Another name that resonated in the media was that of the playwright and actress Inas al-Saqa, who died along with three of her children. When her loss became known, the Palestinian poet Khaled Juma wrote on social media: “Today, my friend, the curtain has fallen… and the theater stage has darkened.”

The death of the writer, journalist and guitarist Yousef Dawas also made headlines, which they took advantage of to rescue the essay Who will pay for the twenty years we lost? , in which he talks about the destruction of the family garden, which he relates to “the loss of an important part of our past and our heritage.”

These are just some of the names of the more than 45 authors and artists who have died since October, officially confirmed, that the cultural sector has lost, along with the visual artist Heba Zaqout, the painter Halima Al-Kahlout or the young violinist Lubna Allian, fifteen years old.

“More than half of Gaza's population has been forced to flee from the north to the south, leaving behind their homes, libraries, literary legacies, rituals, musical instruments and tools, which form the basis of their work and livelihood. These include musicians who have lost the ability to hear and artists who have lost their hands and limbs. However, some continue to create melodies for songs that describe the suffering of the displaced in Gaza," laments Atef Abu Saif, former Minister of Culture of the Palestinian National Authority in a ministry report on the damage to the cultural sector, in which they denounce considerable losses.

At the beginning of April, UNESCO verified serious deterioration in at least “43 sites since October 7, 2023: 10 religious sites, 24 buildings of historical or artistic interest, 2 deposits of movable cultural property, 3 monuments, 1 museum and 3 sites archaeological sites”, in addition to multiple libraries, such as the municipal one in Gaza.

“When I was Minister of Culture, I wrote many letters to the Secretary General of UNESCO and many other international organizations to ask for intervention to protect. Israel is not simply destroying the country's history and culture. It is destroying the memory of the world. And the worst thing is that a large part of the world covers its eyes and remains silent,” the politician told this newspaper via mobile messaging.

The October 7 bombings caught Abu Saif on a Gaza beach, where he was bathing with friends. He began to write in his diary the daily nightmare he faced: the missiles against schools and hospitals, the visits to his young mutilated niece in the hospital, the murder of those close to him, or the long lines to get flour. The result is the book I Want to Be Awake When He Dies. Diary of a Genocide, published in Spain by Blackie Books, in Spanish and Catalan. The entire amount of sales will go to Medical Aid for Palestinians, the Middle East Children's Alliance and Sheffield Palestine Solidarity Campaign. The publisher reports that 3,535 copies have been sold and 70,700 euros have been raised to date.

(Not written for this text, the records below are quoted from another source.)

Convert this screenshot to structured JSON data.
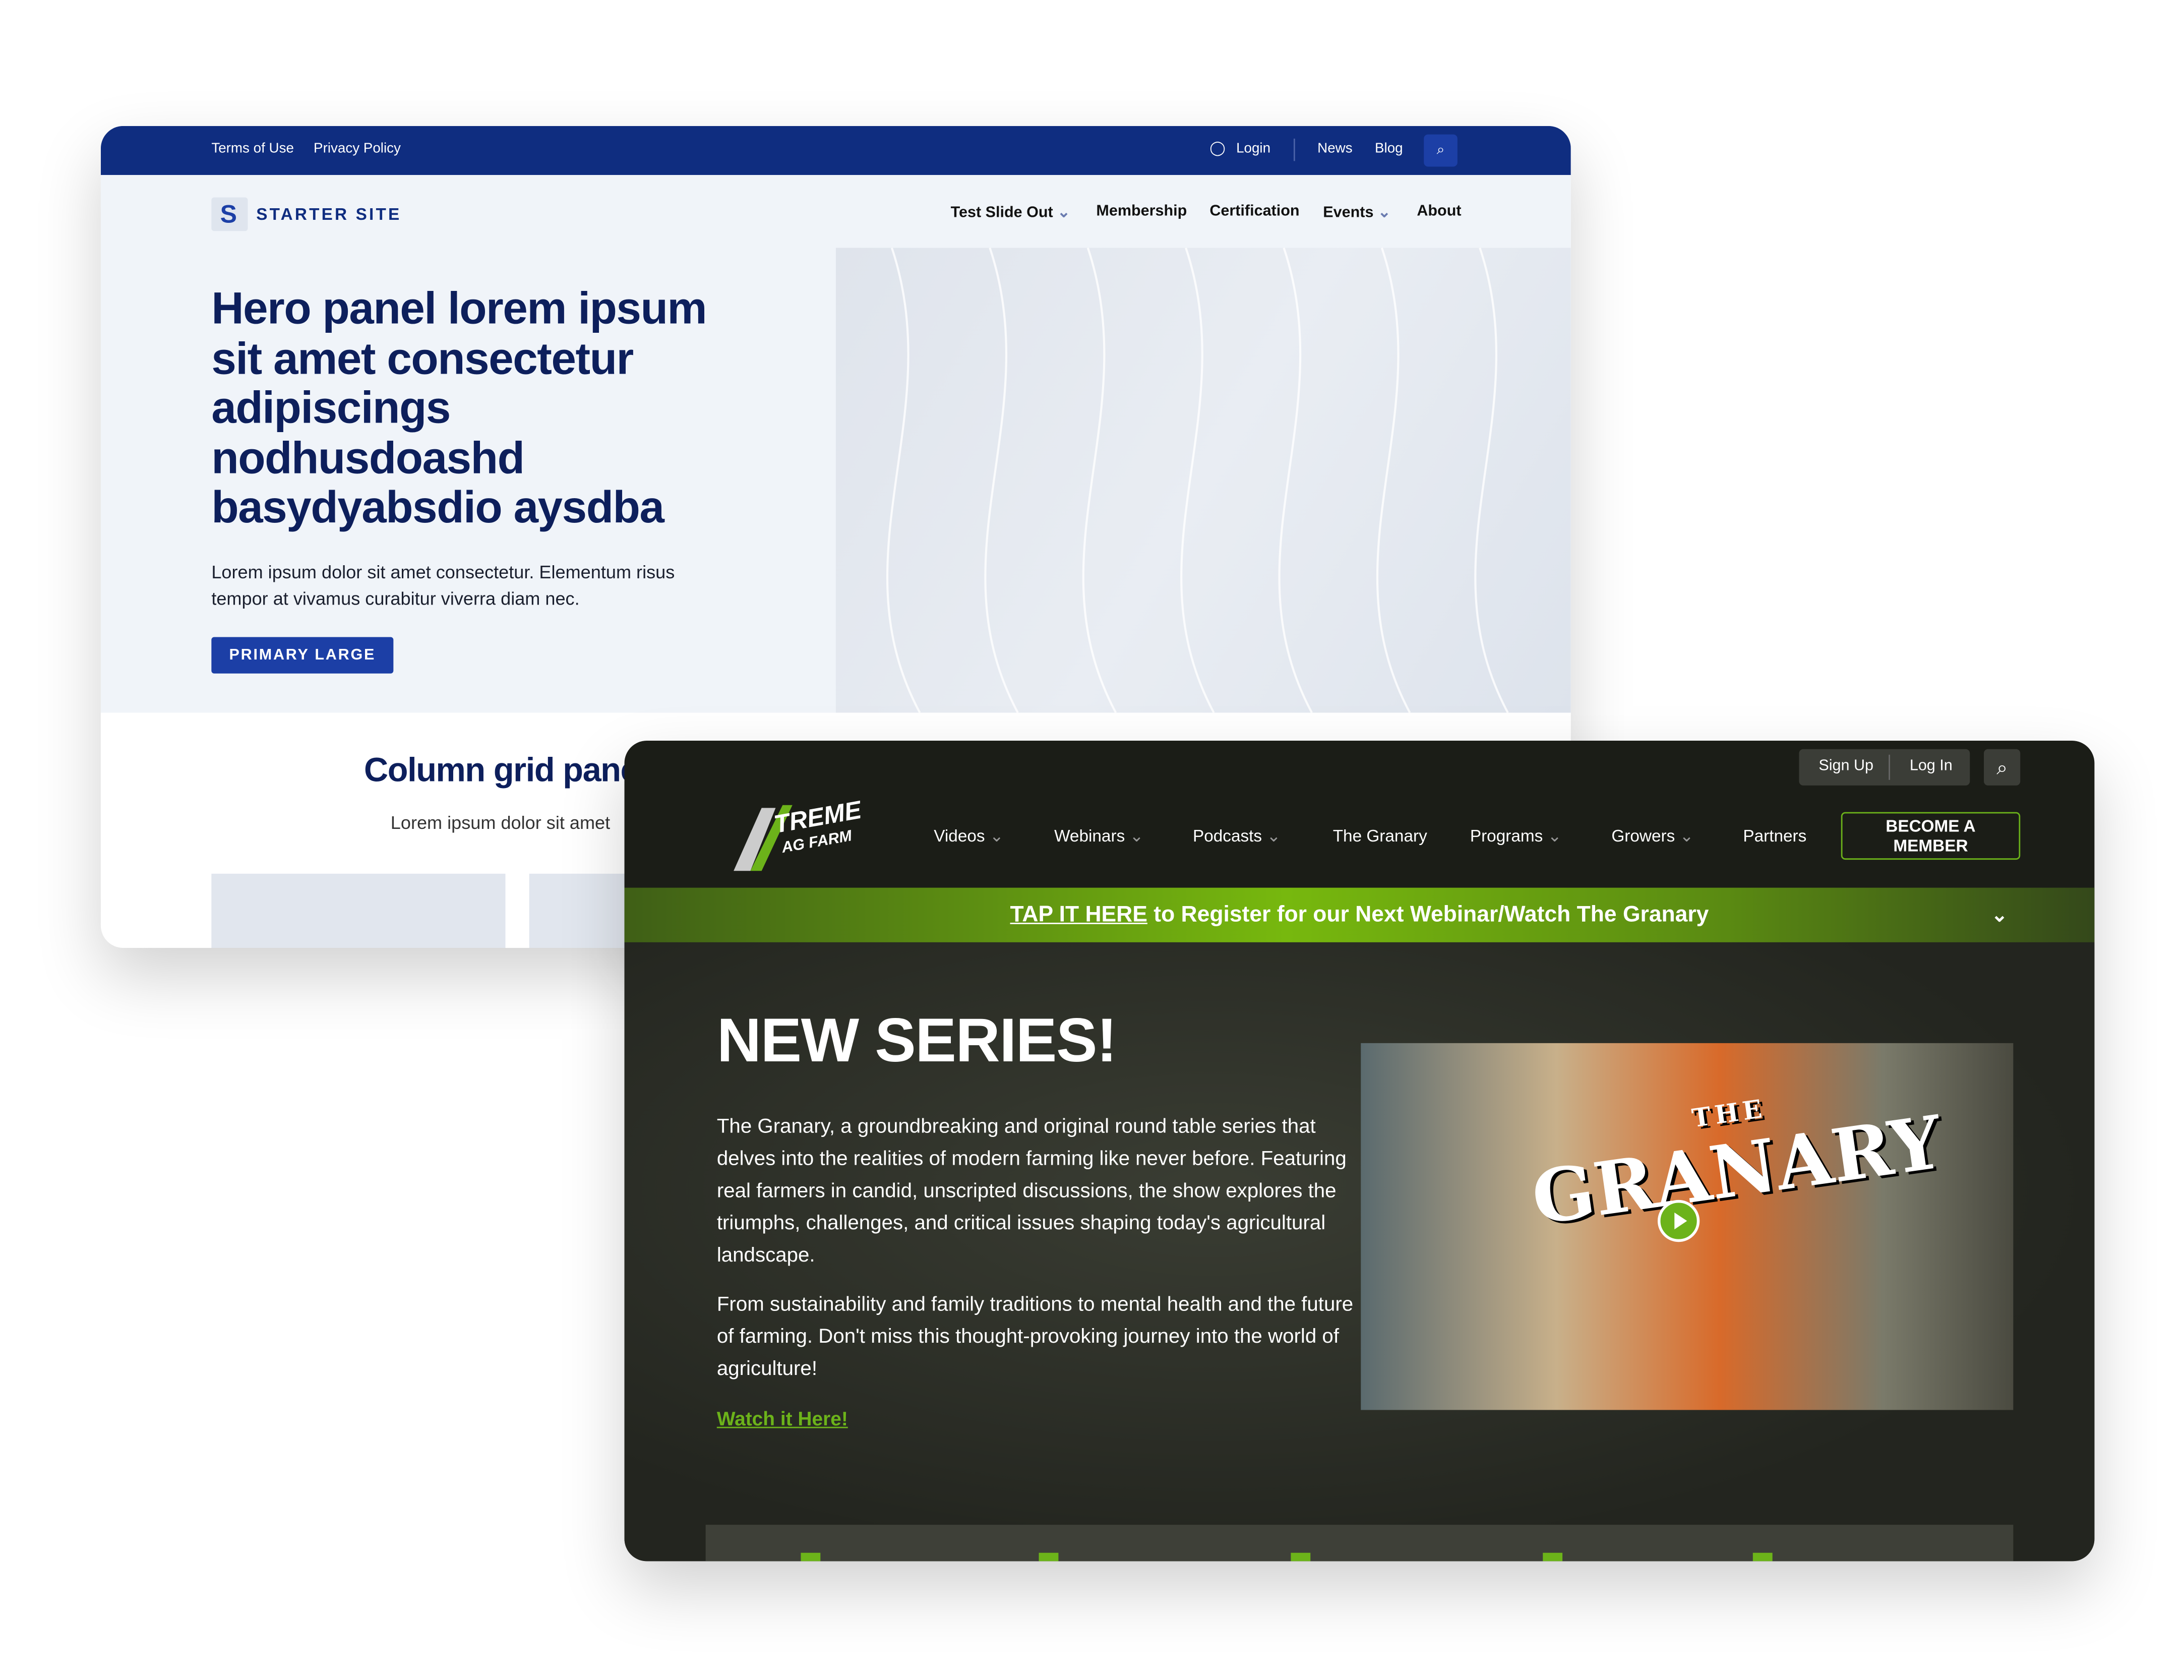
{
  "starter": {
    "top_links": [
      "Terms of Use",
      "Privacy Policy"
    ],
    "login": "Login",
    "news": "News",
    "blog": "Blog",
    "logo_text": "STARTER SITE",
    "nav": [
      "Test Slide Out",
      "Membership",
      "Certification",
      "Events",
      "About"
    ],
    "hero_title": "Hero panel lorem ipsum sit amet consectetur adipiscings nodhusdoashd basydyabsdio aysdba",
    "hero_text": "Lorem ipsum dolor sit amet consectetur. Elementum risus tempor at vivamus curabitur viverra diam nec.",
    "cta": "PRIMARY LARGE",
    "column_title": "Column grid panel",
    "column_sub": "Lorem ipsum dolor sit amet",
    "accent": "#1c3fa6"
  },
  "xtreme": {
    "logo_text": "XTREME AG FARM",
    "sign_up": "Sign Up",
    "log_in": "Log In",
    "nav": [
      "Videos",
      "Webinars",
      "Podcasts",
      "The Granary",
      "Programs",
      "Growers",
      "Partners"
    ],
    "member_button": "BECOME A MEMBER",
    "banner_link": "TAP IT HERE",
    "banner_text": " to Register for our Next Webinar/Watch The Granary",
    "hero_title": "NEW SERIES!",
    "para1": "The Granary, a groundbreaking and original round table series that delves into the realities of modern farming like never before. Featuring real farmers in candid, unscripted discussions, the show explores the triumphs, challenges, and critical issues shaping today's agricultural landscape.",
    "para2": "From sustainability and family traditions to mental health and the future of farming. Don't miss this thought-provoking journey into the world of agriculture!",
    "watch_link": "Watch it Here!",
    "video_title_small": "THE",
    "video_title": "GRANARY",
    "accent": "#6cb31a"
  }
}
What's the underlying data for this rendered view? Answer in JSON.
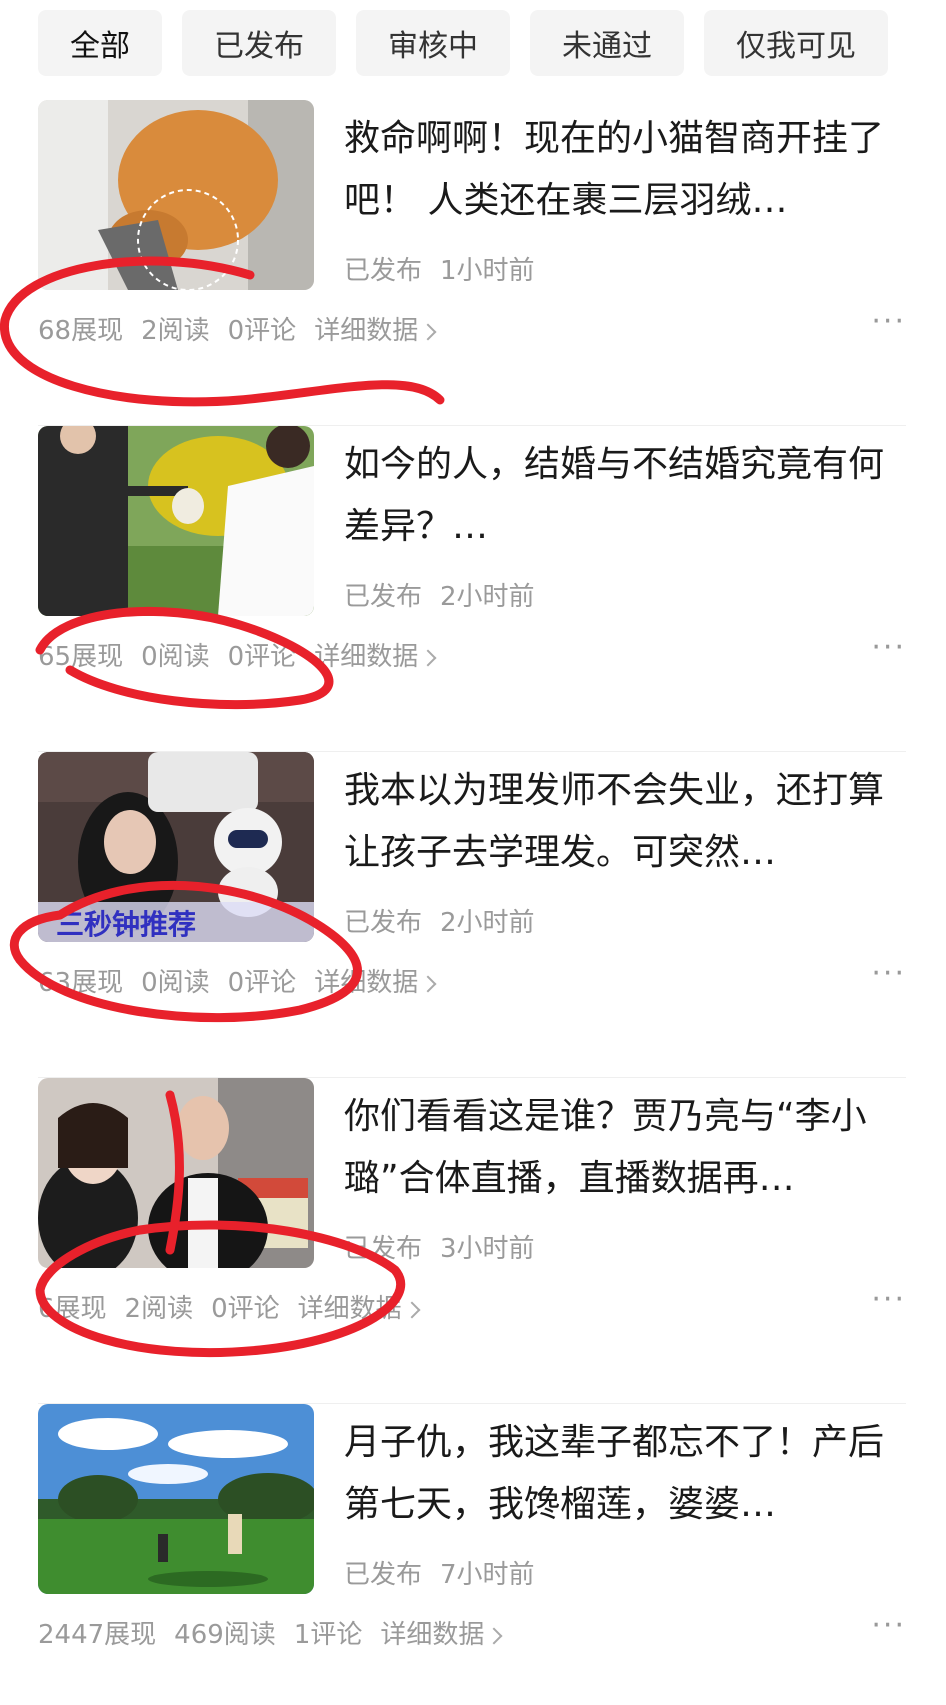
{
  "tabs": [
    {
      "label": "全部"
    },
    {
      "label": "已发布"
    },
    {
      "label": "审核中"
    },
    {
      "label": "未通过"
    },
    {
      "label": "仅我可见"
    }
  ],
  "items": [
    {
      "title": "救命啊啊！现在的小猫智商开挂了吧！ 人类还在裹三层羽绒…",
      "status": "已发布",
      "time": "1小时前",
      "views": "68展现",
      "reads": "2阅读",
      "comments": "0评论",
      "detail": "详细数据"
    },
    {
      "title": "如今的人，结婚与不结婚究竟有何差异？…",
      "status": "已发布",
      "time": "2小时前",
      "views": "65展现",
      "reads": "0阅读",
      "comments": "0评论",
      "detail": "详细数据"
    },
    {
      "title": "我本以为理发师不会失业，还打算让孩子去学理发。可突然…",
      "status": "已发布",
      "time": "2小时前",
      "views": "63展现",
      "reads": "0阅读",
      "comments": "0评论",
      "detail": "详细数据",
      "thumb_caption": "三秒钟推荐"
    },
    {
      "title": "你们看看这是谁？贾乃亮与“李小璐”合体直播，直播数据再…",
      "status": "已发布",
      "time": "3小时前",
      "views": "6展现",
      "reads": "2阅读",
      "comments": "0评论",
      "detail": "详细数据"
    },
    {
      "title": "月子仇，我这辈子都忘不了！产后第七天，我馋榴莲，婆婆…",
      "status": "已发布",
      "time": "7小时前",
      "views": "2447展现",
      "reads": "469阅读",
      "comments": "1评论",
      "detail": "详细数据"
    }
  ],
  "more_icon": "ellipsis-icon",
  "annotation_color": "#e8212b"
}
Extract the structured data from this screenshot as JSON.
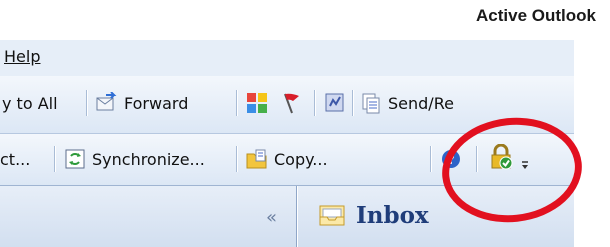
{
  "caption": "Active Outlook",
  "menubar": {
    "help": "Help"
  },
  "toolbar1": {
    "reply_all": "y to All",
    "forward": "Forward",
    "send_receive": "Send/Re"
  },
  "toolbar2": {
    "prev_item": "ct...",
    "synchronize": "Synchronize...",
    "copy": "Copy..."
  },
  "nav": {
    "collapse": "«",
    "inbox": "Inbox"
  },
  "colors": {
    "annotation_circle": "#e2101f",
    "menubar_bg": "#e6eef8",
    "inbox_text": "#1f3d7a"
  },
  "icons": [
    "forward-icon",
    "categories-icon",
    "flag-icon",
    "send-receive-icon",
    "synchronize-icon",
    "copy-icon",
    "help-icon",
    "security-icon",
    "toolbar-options-icon",
    "inbox-folder-icon"
  ]
}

There are several cultural entities that try to contribute their grain of sand to the cause. The United Kingdom is one of the countries in the world in which the publishing sector has mobilized the most, as demonstrated in the rallies held during the London Book Fair, thanks to platforms such as Book workers for a free Palestine or Fossil Free Books, which have extended the watermelon symbol, emerged in 1967, when Israel took control of Gaza and the West Bank and the carrying of national symbols, such as the flag, was prohibited. Then, the Palestinians began to use slices of this fruit instead as a form of protest, since it has the same colors: red, green, black and white.

Actions such as the cancellation of the PEN America literary awards after half of the nominees refused to participate in the ceremony due to “silence and complicity” have also been notable. The organization announced on its website that it would provide direct financial assistance to Palestinian writers.